__Problem details__.
Scan the entries below and extract each line with the word "screenshot" in it.

Website and app data records
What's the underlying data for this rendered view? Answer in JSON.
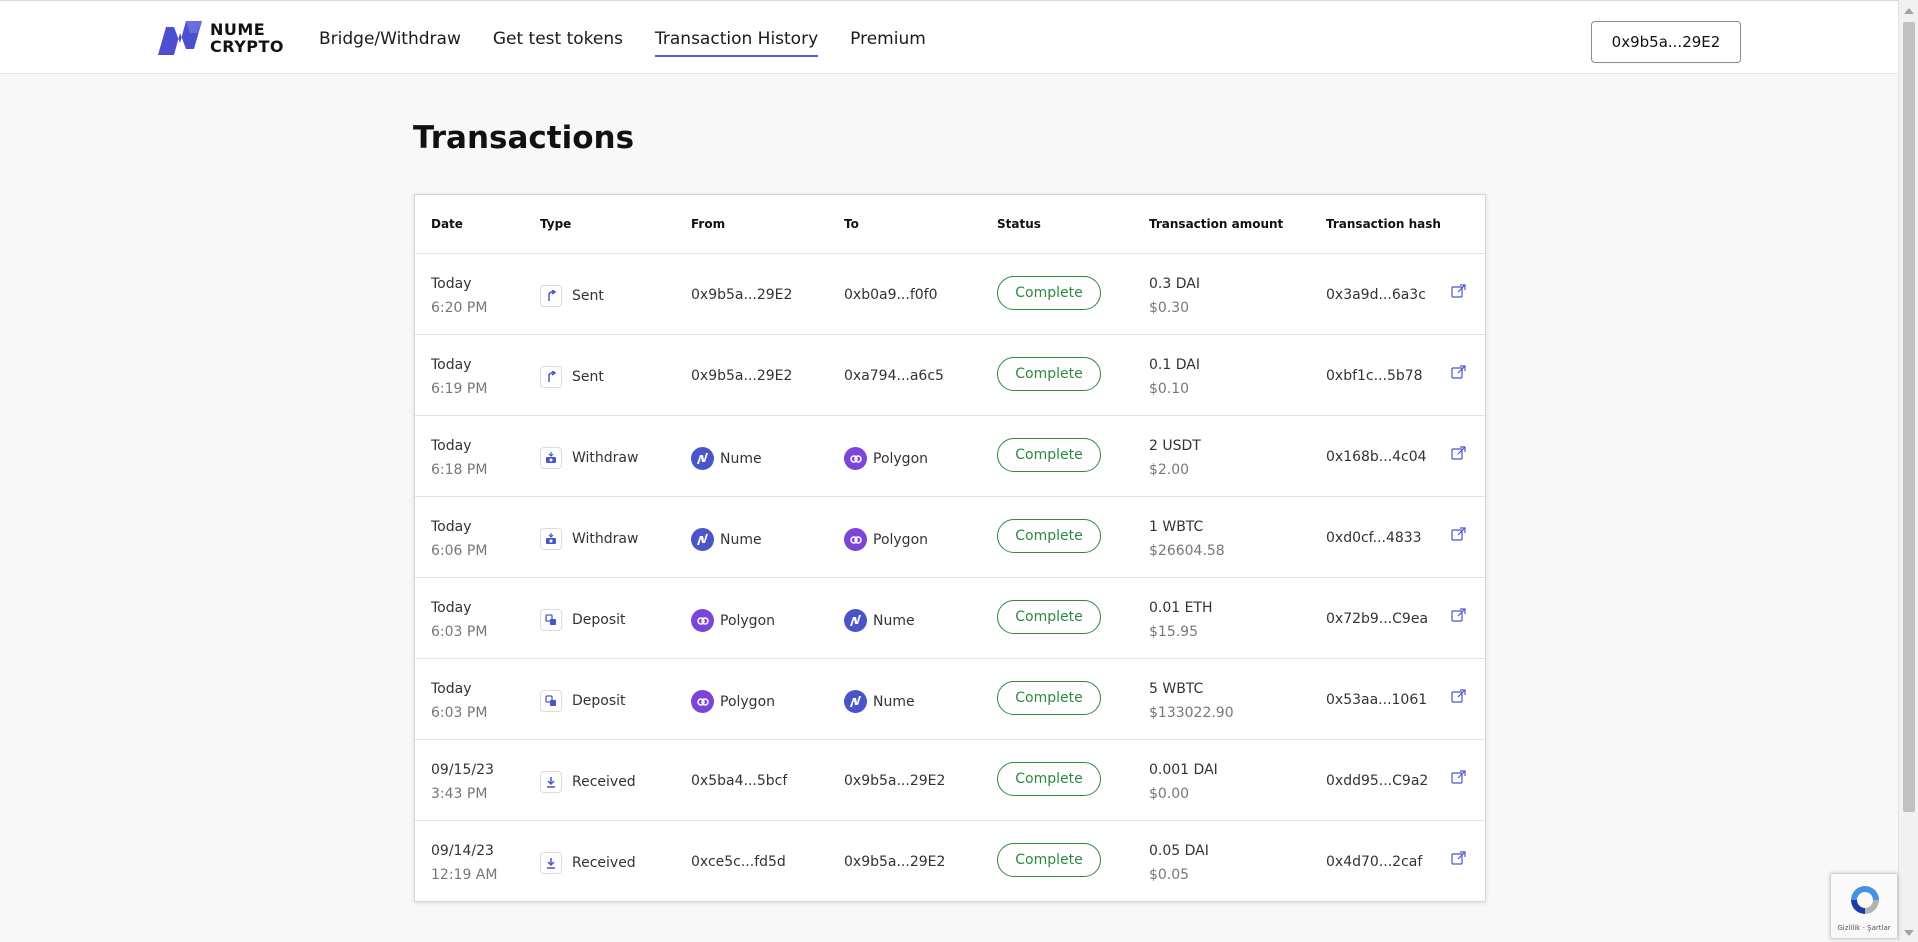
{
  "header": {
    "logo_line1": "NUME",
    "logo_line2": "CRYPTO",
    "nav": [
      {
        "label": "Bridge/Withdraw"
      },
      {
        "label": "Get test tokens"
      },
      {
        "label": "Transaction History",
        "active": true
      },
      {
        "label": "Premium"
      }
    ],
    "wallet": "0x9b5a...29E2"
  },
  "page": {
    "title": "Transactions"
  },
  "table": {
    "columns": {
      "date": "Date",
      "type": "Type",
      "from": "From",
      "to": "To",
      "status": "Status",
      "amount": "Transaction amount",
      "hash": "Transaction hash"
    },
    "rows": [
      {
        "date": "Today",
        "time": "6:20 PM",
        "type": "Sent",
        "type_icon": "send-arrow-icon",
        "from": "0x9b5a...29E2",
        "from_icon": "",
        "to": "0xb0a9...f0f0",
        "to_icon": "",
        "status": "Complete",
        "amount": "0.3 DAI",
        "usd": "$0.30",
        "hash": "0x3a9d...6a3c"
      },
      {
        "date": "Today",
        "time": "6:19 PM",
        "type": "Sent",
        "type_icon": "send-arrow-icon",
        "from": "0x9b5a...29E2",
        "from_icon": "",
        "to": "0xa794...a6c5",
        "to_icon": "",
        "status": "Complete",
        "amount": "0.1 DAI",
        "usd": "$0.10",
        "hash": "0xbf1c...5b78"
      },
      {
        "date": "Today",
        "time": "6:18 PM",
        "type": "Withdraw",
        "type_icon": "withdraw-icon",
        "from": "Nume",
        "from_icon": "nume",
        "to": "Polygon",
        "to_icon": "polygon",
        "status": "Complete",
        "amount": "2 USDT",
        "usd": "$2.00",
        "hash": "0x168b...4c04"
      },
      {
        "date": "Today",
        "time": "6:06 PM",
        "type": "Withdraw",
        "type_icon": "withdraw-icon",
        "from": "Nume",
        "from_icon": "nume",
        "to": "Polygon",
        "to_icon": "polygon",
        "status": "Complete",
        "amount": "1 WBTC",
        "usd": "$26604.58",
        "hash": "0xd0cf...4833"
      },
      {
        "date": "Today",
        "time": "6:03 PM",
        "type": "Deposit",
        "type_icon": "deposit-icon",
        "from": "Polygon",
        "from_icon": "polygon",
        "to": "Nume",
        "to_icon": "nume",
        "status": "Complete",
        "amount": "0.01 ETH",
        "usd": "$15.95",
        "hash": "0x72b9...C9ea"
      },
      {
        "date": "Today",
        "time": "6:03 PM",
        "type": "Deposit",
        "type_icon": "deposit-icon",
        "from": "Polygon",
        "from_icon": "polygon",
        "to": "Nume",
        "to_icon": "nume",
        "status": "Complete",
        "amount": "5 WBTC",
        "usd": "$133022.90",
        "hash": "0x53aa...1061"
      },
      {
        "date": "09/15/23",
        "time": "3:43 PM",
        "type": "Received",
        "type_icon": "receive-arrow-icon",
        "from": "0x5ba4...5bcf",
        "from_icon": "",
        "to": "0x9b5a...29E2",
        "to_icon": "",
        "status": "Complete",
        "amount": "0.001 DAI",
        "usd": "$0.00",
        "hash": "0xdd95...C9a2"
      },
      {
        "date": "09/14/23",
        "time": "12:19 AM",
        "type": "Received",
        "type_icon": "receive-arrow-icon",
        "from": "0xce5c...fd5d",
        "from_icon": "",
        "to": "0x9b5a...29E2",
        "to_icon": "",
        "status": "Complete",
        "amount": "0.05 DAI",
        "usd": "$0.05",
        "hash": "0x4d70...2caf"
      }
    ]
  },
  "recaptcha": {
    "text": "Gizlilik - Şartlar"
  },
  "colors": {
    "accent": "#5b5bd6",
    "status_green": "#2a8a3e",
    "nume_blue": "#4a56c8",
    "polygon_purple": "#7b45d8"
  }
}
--
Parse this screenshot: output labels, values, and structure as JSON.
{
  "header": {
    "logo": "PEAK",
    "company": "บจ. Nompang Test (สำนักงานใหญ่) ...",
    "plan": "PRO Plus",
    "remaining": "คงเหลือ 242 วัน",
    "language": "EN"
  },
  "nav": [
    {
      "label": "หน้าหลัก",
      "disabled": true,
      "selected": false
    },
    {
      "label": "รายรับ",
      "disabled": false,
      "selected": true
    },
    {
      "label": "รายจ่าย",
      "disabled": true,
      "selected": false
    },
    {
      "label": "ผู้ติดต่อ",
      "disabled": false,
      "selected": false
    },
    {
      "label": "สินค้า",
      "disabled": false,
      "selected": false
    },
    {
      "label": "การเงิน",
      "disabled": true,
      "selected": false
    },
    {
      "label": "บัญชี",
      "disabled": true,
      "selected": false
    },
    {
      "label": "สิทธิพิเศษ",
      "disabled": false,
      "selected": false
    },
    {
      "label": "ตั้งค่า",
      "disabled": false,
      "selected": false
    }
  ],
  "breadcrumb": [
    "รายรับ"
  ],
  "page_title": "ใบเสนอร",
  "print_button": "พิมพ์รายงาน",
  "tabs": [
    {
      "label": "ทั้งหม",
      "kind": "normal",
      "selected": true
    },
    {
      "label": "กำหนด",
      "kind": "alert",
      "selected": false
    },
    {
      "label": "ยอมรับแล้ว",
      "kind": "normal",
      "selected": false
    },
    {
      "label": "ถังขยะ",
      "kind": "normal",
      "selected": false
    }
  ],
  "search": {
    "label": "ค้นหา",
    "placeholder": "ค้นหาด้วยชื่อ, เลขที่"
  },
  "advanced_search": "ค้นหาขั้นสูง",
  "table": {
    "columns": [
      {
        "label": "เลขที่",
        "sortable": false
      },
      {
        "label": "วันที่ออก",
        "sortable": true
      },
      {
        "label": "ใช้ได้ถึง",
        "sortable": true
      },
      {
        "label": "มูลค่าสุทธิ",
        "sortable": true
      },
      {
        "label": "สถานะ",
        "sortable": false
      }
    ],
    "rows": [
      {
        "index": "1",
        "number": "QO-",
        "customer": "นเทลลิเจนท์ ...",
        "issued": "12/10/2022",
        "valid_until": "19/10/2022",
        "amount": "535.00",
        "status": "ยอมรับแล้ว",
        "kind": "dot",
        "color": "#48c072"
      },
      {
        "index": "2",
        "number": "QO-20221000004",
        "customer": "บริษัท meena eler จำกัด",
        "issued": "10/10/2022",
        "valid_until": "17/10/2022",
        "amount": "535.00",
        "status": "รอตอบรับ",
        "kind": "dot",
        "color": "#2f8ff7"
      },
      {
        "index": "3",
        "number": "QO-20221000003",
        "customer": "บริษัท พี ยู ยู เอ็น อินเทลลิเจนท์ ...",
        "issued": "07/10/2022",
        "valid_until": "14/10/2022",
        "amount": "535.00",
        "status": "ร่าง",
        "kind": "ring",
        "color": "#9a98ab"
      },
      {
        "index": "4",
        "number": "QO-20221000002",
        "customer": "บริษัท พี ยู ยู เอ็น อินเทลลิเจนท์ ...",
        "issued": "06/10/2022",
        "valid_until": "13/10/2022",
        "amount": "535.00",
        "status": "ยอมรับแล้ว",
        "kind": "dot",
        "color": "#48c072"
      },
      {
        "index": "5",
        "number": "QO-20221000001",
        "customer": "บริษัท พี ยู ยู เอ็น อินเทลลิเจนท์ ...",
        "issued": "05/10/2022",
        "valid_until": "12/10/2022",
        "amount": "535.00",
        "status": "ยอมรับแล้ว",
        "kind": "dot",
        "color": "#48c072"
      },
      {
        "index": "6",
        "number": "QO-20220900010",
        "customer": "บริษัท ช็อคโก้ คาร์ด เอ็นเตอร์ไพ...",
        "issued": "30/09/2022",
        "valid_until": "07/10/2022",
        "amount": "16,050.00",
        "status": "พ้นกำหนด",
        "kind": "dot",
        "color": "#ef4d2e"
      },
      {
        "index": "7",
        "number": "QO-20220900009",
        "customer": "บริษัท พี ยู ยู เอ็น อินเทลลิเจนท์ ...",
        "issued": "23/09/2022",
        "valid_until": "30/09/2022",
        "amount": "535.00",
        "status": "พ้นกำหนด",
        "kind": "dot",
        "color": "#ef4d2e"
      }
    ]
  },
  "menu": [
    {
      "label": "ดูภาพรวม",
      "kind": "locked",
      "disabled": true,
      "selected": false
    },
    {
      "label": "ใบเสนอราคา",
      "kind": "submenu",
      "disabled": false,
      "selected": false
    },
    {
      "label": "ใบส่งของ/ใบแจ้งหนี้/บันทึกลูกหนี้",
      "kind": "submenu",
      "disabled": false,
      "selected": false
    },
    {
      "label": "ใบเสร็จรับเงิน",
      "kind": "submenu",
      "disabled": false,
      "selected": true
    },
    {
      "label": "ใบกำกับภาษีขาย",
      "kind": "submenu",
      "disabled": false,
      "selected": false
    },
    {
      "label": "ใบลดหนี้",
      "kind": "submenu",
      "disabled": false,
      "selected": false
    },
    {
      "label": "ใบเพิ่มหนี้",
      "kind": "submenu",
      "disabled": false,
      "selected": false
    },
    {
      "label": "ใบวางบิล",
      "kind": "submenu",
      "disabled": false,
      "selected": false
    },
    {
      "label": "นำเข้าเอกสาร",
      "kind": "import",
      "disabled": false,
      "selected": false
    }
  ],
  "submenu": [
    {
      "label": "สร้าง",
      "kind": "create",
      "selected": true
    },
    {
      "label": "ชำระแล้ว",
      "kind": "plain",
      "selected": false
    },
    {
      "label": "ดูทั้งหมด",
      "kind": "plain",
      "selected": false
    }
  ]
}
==
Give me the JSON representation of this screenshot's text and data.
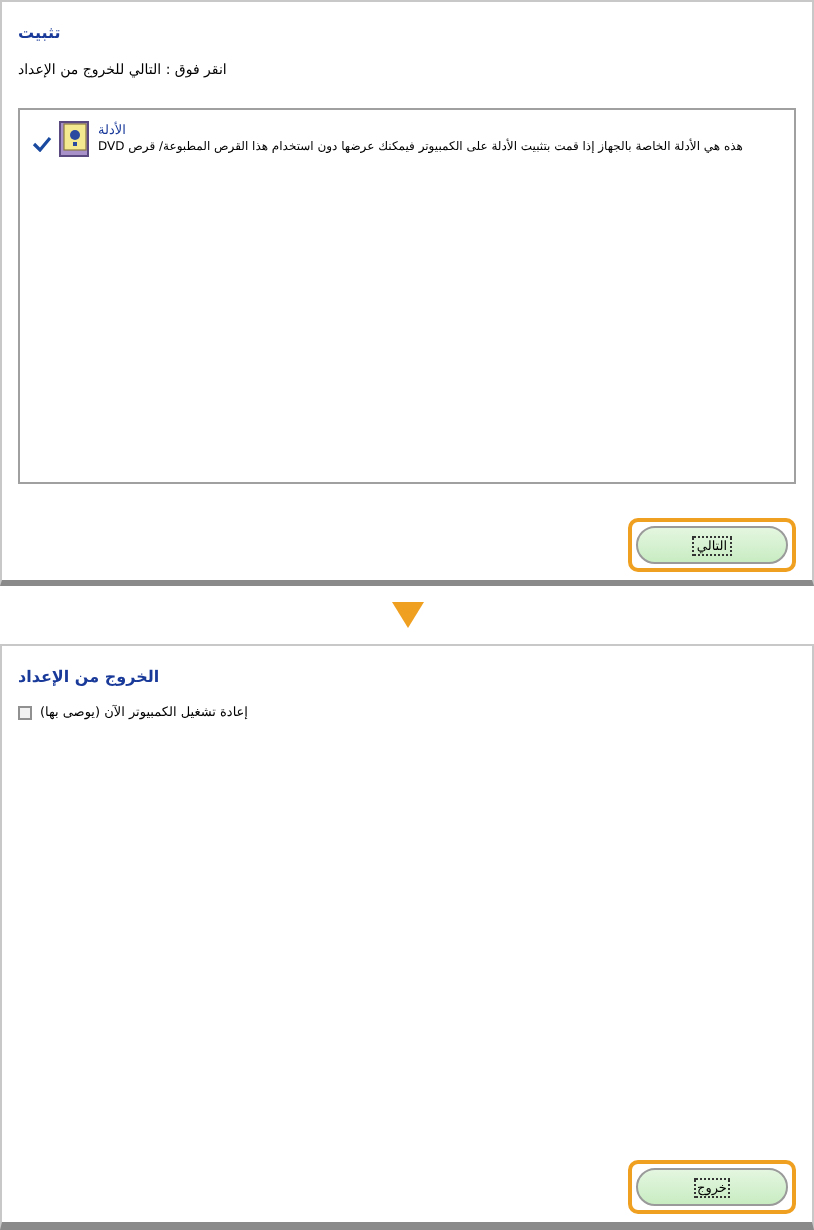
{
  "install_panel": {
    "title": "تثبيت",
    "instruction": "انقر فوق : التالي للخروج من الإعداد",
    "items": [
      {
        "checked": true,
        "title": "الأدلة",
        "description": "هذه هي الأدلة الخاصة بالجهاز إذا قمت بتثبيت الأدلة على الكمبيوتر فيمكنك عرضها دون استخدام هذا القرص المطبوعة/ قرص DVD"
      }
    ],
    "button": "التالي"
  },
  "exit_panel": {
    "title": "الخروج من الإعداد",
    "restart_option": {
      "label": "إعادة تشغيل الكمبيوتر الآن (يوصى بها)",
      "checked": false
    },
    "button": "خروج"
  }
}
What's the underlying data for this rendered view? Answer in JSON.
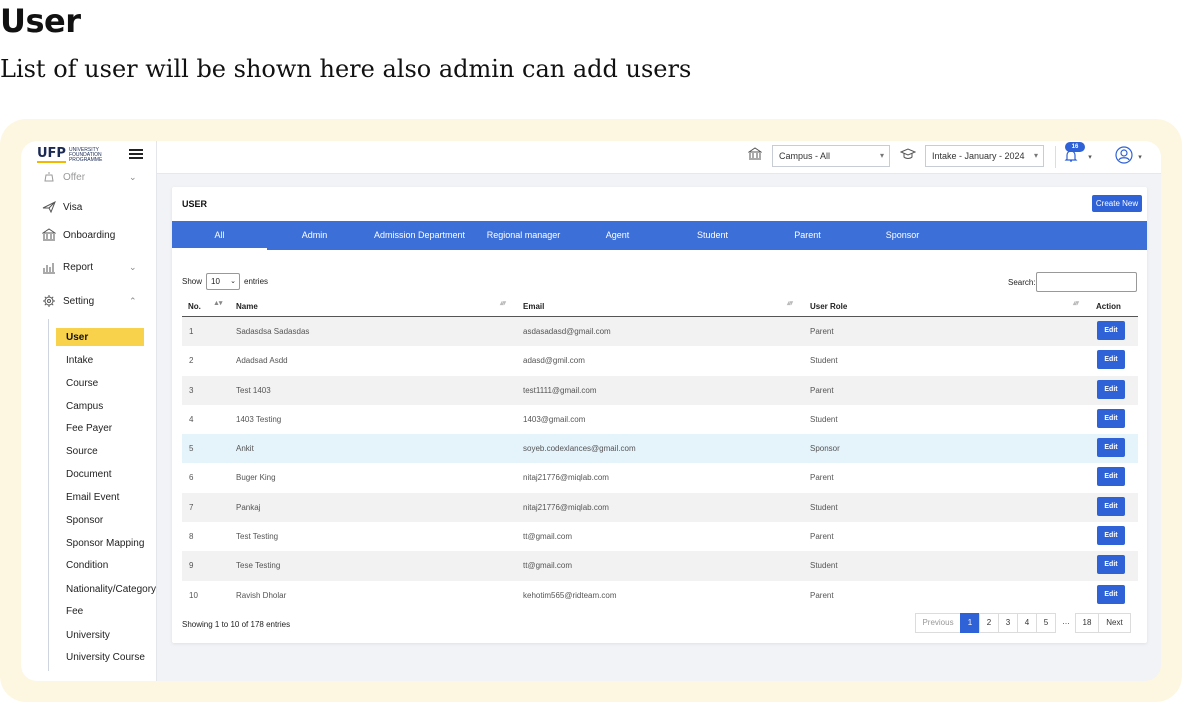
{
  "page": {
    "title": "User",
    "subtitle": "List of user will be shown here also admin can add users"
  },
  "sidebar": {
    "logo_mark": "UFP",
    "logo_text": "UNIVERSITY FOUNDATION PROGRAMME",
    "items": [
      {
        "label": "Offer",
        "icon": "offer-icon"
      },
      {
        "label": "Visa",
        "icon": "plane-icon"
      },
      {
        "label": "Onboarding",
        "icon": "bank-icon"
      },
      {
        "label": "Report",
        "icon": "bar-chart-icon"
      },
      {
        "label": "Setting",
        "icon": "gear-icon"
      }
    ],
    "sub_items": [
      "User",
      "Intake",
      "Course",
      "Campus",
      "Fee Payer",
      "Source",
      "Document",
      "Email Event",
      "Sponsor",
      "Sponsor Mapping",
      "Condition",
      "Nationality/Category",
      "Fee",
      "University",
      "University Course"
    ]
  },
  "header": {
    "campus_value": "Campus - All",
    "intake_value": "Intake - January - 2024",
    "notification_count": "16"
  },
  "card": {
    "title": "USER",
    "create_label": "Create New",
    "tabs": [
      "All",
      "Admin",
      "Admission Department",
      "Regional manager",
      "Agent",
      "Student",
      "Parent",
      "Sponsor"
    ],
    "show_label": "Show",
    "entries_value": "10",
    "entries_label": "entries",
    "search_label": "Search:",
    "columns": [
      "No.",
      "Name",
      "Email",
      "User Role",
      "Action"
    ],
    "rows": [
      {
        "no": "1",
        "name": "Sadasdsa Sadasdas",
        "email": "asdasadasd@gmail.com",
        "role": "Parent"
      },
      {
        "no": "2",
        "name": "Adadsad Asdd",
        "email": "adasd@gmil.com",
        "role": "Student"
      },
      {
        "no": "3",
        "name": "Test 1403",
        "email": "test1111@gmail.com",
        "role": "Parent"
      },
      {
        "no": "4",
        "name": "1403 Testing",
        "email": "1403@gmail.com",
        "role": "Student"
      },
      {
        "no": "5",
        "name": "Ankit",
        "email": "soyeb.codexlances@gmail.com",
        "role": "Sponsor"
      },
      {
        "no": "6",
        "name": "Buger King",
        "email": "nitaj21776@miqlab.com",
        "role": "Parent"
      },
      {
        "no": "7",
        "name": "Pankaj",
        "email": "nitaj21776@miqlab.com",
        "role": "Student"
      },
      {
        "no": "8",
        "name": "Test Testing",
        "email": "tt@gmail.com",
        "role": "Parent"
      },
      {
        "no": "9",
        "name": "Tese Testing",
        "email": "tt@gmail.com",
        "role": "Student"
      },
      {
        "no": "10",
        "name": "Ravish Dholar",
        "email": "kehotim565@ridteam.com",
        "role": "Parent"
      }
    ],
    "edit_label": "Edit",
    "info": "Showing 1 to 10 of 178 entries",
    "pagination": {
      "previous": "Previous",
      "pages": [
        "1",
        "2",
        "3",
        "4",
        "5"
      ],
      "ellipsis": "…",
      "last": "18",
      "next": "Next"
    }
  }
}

__Answer section__.
Parse this screenshot: output labels, values, and structure as JSON.
Give me the JSON representation of this screenshot's text and data.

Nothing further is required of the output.